─── DATA LISTING

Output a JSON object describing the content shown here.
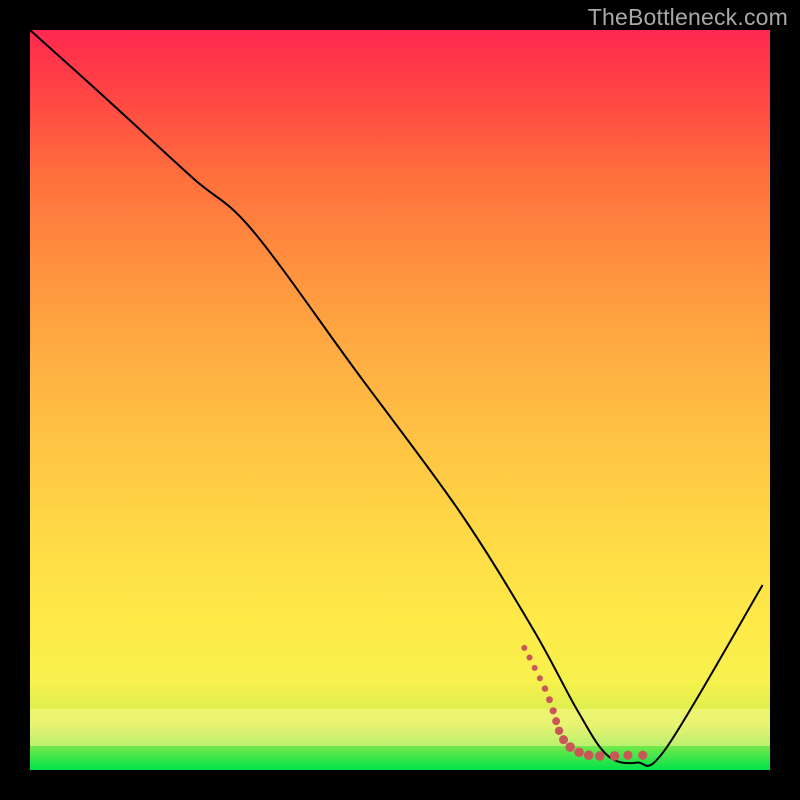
{
  "watermark": "TheBottleneck.com",
  "chart_data": {
    "type": "line",
    "title": "",
    "xlabel": "",
    "ylabel": "",
    "xlim": [
      0,
      100
    ],
    "ylim": [
      0,
      100
    ],
    "series": [
      {
        "name": "bottleneck-curve",
        "x": [
          0,
          10,
          22,
          30,
          44,
          58,
          68,
          74,
          78,
          82,
          86,
          99
        ],
        "y": [
          100,
          91,
          80,
          73,
          54,
          35,
          19,
          8,
          2,
          1,
          3,
          25
        ]
      }
    ],
    "dots": {
      "name": "optimal-cluster",
      "color": "#c95757",
      "points": [
        {
          "x": 66.8,
          "y": 16.5,
          "r": 3.0
        },
        {
          "x": 67.5,
          "y": 15.2,
          "r": 3.0
        },
        {
          "x": 68.2,
          "y": 13.8,
          "r": 3.0
        },
        {
          "x": 68.9,
          "y": 12.4,
          "r": 3.0
        },
        {
          "x": 69.6,
          "y": 11.0,
          "r": 3.2
        },
        {
          "x": 70.2,
          "y": 9.5,
          "r": 3.4
        },
        {
          "x": 70.7,
          "y": 8.0,
          "r": 3.6
        },
        {
          "x": 71.1,
          "y": 6.6,
          "r": 4.0
        },
        {
          "x": 71.5,
          "y": 5.3,
          "r": 4.2
        },
        {
          "x": 72.1,
          "y": 4.1,
          "r": 4.5
        },
        {
          "x": 73.0,
          "y": 3.1,
          "r": 4.8
        },
        {
          "x": 74.2,
          "y": 2.4,
          "r": 4.8
        },
        {
          "x": 75.5,
          "y": 2.0,
          "r": 4.8
        },
        {
          "x": 77.0,
          "y": 1.9,
          "r": 4.8
        },
        {
          "x": 79.0,
          "y": 1.9,
          "r": 4.8
        },
        {
          "x": 80.8,
          "y": 2.0,
          "r": 4.6
        },
        {
          "x": 82.8,
          "y": 2.0,
          "r": 4.6
        }
      ]
    },
    "gradient": {
      "top_color": "#ff2850",
      "mid_color": "#ffd946",
      "bottom_color": "#00e24a"
    }
  }
}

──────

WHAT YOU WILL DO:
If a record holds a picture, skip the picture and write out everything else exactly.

YOUR RESPONSE:
Output a JSON object describing the content shown here.
{
  "watermark": "TheBottleneck.com",
  "chart_data": {
    "type": "line",
    "title": "",
    "xlabel": "",
    "ylabel": "",
    "xlim": [
      0,
      100
    ],
    "ylim": [
      0,
      100
    ],
    "series": [
      {
        "name": "bottleneck-curve",
        "x": [
          0,
          10,
          22,
          30,
          44,
          58,
          68,
          74,
          78,
          82,
          86,
          99
        ],
        "y": [
          100,
          91,
          80,
          73,
          54,
          35,
          19,
          8,
          2,
          1,
          3,
          25
        ]
      }
    ],
    "dots": {
      "name": "optimal-cluster",
      "color": "#c95757",
      "points": [
        {
          "x": 66.8,
          "y": 16.5,
          "r": 3.0
        },
        {
          "x": 67.5,
          "y": 15.2,
          "r": 3.0
        },
        {
          "x": 68.2,
          "y": 13.8,
          "r": 3.0
        },
        {
          "x": 68.9,
          "y": 12.4,
          "r": 3.0
        },
        {
          "x": 69.6,
          "y": 11.0,
          "r": 3.2
        },
        {
          "x": 70.2,
          "y": 9.5,
          "r": 3.4
        },
        {
          "x": 70.7,
          "y": 8.0,
          "r": 3.6
        },
        {
          "x": 71.1,
          "y": 6.6,
          "r": 4.0
        },
        {
          "x": 71.5,
          "y": 5.3,
          "r": 4.2
        },
        {
          "x": 72.1,
          "y": 4.1,
          "r": 4.5
        },
        {
          "x": 73.0,
          "y": 3.1,
          "r": 4.8
        },
        {
          "x": 74.2,
          "y": 2.4,
          "r": 4.8
        },
        {
          "x": 75.5,
          "y": 2.0,
          "r": 4.8
        },
        {
          "x": 77.0,
          "y": 1.9,
          "r": 4.8
        },
        {
          "x": 79.0,
          "y": 1.9,
          "r": 4.8
        },
        {
          "x": 80.8,
          "y": 2.0,
          "r": 4.6
        },
        {
          "x": 82.8,
          "y": 2.0,
          "r": 4.6
        }
      ]
    },
    "gradient": {
      "top_color": "#ff2850",
      "mid_color": "#ffd946",
      "bottom_color": "#00e24a"
    }
  }
}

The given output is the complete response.